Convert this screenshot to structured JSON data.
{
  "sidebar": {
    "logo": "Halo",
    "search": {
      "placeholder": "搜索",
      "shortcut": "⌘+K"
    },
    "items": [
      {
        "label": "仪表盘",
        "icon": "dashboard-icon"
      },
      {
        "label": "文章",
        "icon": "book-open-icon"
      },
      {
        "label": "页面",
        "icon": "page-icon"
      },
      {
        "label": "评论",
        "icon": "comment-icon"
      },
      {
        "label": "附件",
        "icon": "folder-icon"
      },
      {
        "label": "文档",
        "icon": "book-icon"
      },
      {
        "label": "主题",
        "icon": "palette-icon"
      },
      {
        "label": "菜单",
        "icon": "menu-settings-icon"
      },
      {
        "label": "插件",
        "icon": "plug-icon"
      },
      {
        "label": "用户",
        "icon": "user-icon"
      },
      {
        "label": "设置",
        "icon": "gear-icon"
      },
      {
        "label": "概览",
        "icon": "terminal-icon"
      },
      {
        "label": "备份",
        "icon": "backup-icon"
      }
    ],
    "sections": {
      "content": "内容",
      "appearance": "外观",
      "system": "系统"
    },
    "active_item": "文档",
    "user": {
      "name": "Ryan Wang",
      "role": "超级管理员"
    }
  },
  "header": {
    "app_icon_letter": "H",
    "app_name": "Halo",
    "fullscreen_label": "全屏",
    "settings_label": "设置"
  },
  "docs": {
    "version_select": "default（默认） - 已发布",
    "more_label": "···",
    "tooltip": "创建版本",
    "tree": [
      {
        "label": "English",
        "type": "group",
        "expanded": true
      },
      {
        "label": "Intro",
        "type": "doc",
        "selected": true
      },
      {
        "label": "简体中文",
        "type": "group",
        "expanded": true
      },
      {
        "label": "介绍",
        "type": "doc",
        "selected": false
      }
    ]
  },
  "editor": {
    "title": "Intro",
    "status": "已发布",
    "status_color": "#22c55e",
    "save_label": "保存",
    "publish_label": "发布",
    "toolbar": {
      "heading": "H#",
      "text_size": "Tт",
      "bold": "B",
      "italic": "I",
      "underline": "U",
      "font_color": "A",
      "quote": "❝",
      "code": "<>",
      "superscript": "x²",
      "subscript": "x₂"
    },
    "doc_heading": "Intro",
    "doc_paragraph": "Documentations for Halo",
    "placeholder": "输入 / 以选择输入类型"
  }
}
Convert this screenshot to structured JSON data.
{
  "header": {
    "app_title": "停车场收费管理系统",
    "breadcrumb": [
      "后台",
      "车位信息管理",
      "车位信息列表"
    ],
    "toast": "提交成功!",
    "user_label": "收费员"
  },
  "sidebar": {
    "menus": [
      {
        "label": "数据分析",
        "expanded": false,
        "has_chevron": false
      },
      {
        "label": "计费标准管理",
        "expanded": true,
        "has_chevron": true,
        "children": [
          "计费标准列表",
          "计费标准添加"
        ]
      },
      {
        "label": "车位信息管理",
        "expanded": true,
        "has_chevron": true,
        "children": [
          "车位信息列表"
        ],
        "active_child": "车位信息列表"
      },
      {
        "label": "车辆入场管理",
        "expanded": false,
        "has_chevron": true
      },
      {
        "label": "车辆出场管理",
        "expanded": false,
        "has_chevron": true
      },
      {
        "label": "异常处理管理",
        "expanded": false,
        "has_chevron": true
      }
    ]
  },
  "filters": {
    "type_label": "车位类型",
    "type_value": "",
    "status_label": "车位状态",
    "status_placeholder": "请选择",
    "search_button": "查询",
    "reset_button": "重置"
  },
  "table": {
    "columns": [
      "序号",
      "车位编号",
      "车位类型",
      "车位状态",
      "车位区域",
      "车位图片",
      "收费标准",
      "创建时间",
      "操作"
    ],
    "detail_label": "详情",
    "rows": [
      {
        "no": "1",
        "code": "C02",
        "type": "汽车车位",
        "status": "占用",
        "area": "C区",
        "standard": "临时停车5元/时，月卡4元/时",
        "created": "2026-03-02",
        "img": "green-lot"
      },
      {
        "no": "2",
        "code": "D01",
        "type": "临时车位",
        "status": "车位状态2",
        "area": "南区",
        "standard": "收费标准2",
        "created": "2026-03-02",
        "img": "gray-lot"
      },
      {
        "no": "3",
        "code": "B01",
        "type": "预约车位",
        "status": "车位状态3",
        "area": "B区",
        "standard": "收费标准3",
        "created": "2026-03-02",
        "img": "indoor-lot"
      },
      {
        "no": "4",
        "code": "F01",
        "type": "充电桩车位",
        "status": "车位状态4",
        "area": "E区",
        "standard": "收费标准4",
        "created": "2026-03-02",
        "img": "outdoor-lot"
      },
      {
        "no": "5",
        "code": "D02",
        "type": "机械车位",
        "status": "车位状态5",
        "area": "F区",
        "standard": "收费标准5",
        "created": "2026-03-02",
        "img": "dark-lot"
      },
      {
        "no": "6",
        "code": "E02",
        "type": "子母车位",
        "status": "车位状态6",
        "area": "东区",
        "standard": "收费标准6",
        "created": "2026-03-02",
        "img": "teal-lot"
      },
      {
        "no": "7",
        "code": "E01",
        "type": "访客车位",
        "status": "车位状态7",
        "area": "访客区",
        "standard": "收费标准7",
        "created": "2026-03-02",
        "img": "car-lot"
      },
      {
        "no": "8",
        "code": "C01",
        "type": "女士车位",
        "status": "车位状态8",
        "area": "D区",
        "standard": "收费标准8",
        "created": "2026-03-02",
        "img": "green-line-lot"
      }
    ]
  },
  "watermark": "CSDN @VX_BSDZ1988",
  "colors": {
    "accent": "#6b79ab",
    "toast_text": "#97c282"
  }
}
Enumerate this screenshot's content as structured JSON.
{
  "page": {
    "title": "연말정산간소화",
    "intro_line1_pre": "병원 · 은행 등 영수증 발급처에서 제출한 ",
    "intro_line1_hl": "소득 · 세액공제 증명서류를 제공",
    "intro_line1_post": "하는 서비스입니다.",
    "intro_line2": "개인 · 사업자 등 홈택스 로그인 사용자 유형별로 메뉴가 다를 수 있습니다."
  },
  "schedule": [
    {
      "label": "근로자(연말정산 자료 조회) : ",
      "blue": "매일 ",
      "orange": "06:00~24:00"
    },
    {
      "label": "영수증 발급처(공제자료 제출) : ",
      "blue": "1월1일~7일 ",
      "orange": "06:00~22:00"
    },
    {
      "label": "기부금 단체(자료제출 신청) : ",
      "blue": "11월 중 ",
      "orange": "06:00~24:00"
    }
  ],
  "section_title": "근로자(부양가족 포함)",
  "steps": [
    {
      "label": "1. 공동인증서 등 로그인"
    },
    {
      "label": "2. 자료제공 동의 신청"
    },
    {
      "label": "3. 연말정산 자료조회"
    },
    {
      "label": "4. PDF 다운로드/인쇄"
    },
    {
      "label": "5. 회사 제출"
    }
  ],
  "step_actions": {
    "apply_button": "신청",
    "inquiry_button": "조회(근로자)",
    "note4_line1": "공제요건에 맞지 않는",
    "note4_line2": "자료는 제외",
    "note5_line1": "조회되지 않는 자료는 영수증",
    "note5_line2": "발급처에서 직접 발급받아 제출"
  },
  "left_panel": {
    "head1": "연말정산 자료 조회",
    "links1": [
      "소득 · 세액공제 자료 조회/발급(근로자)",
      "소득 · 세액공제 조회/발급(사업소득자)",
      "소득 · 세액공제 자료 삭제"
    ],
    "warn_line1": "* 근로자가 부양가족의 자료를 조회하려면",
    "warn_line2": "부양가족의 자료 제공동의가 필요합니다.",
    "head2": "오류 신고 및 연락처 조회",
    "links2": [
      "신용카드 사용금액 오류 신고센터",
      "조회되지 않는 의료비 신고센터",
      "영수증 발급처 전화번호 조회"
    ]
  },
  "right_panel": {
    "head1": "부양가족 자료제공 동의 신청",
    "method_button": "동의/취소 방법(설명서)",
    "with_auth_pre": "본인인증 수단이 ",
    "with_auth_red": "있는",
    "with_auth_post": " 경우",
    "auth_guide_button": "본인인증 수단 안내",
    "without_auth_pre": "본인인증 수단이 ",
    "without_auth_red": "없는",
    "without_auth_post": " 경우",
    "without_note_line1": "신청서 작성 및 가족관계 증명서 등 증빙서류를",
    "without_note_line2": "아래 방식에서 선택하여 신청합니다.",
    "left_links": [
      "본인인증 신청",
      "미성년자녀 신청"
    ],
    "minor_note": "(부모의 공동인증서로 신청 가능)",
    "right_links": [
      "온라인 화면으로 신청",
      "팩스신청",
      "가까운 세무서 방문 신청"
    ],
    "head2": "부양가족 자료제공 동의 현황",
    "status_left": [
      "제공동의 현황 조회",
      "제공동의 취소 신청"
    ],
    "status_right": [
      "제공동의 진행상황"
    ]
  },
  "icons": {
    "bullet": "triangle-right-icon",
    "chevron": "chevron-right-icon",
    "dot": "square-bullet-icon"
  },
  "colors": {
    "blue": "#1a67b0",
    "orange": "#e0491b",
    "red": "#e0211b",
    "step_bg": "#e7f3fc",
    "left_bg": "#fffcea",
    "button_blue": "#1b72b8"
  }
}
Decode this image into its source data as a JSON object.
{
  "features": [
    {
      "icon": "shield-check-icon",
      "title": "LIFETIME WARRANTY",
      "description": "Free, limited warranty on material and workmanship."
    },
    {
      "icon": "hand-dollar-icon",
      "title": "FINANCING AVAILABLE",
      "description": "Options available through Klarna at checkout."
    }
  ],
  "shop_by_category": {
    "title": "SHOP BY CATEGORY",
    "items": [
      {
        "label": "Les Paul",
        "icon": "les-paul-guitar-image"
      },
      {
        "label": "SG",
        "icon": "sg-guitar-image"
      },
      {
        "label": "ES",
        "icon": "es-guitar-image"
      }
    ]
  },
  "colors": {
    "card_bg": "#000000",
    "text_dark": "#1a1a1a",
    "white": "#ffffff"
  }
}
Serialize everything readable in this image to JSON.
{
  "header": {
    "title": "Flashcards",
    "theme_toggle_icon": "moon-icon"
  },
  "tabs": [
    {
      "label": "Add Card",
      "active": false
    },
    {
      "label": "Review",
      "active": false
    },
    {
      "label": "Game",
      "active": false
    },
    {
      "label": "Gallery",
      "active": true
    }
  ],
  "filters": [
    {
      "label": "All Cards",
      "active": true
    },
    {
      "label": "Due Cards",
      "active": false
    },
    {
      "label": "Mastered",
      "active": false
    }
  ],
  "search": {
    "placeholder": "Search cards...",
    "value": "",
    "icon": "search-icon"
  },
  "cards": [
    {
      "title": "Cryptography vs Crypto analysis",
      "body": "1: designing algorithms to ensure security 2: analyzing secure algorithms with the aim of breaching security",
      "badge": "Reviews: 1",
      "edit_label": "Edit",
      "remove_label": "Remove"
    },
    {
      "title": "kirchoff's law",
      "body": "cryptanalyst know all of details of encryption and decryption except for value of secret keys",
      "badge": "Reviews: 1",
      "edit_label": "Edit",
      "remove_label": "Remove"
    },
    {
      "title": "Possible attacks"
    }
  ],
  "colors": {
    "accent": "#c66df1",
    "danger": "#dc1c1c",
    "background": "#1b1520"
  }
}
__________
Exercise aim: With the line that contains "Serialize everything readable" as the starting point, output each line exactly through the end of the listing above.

Answer box:
Serialize everything readable in this image to JSON.
{
  "header": {
    "title": "Flashcards",
    "theme_toggle_icon": "moon-icon"
  },
  "tabs": [
    {
      "label": "Add Card",
      "active": false
    },
    {
      "label": "Review",
      "active": false
    },
    {
      "label": "Game",
      "active": false
    },
    {
      "label": "Gallery",
      "active": true
    }
  ],
  "filters": [
    {
      "label": "All Cards",
      "active": true
    },
    {
      "label": "Due Cards",
      "active": false
    },
    {
      "label": "Mastered",
      "active": false
    }
  ],
  "search": {
    "placeholder": "Search cards...",
    "value": "",
    "icon": "search-icon"
  },
  "cards": [
    {
      "title": "Cryptography vs Crypto analysis",
      "body": "1: designing algorithms to ensure security 2: analyzing secure algorithms with the aim of breaching security",
      "badge": "Reviews: 1",
      "edit_label": "Edit",
      "remove_label": "Remove"
    },
    {
      "title": "kirchoff's law",
      "body": "cryptanalyst know all of details of encryption and decryption except for value of secret keys",
      "badge": "Reviews: 1",
      "edit_label": "Edit",
      "remove_label": "Remove"
    },
    {
      "title": "Possible attacks"
    }
  ],
  "colors": {
    "accent": "#c66df1",
    "danger": "#dc1c1c",
    "background": "#1b1520"
  }
}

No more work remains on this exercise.